Richard Hudson

last changed 22 June 2010

Bibliographical information

In Sylvain Kahane and Alexis Nasr, eds. 2003. Proceedings of the First International Conference on Meaning-Text Theory. Paris: Ecole Normale Superieure, 181-192.

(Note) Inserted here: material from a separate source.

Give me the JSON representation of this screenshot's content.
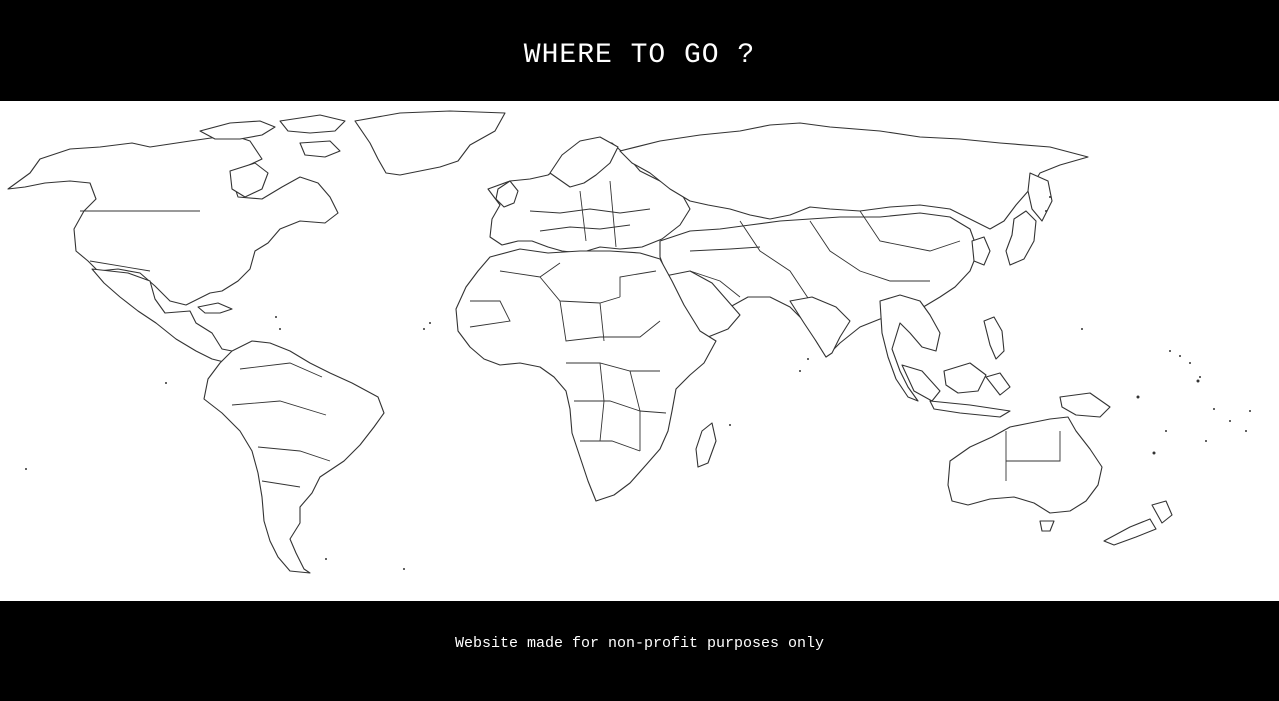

I review some evidence that dependency structure is psychologically real (and by implication that phrase structure is not), I start by comparing WG dependencies with MTT surface syntax and deep morphology. I then consider the following kinds of evidence:· Dependency distance: dependencies tend to be short, and longer dependencies tend to be harder to process.· Dependency direction: consistent direction (head-initial or -final) is cognitively simpler but harder to process, so mixed directions are functionally motivated.· Dependency classification: grammatical functions are sub-types of dependency, and require the same kinds of cognitive machinery as non-linguistic relations such as kinship relations.· Dependency prototypes: dependency types (e.g. 'subject') are prototypes which combine observable and unobservable features in bundles which allow exceptions. · Dependency parsing: dependencies are added one at a time to the head word, rather than by the addition of extra 'mother' nodes.· Dependency lexicalisation: many dependencies are stored as relations between lexical items. Dependency learning: every dependency can be learned by induction from adjacent word pairs, and its properties can be elaborated through experience.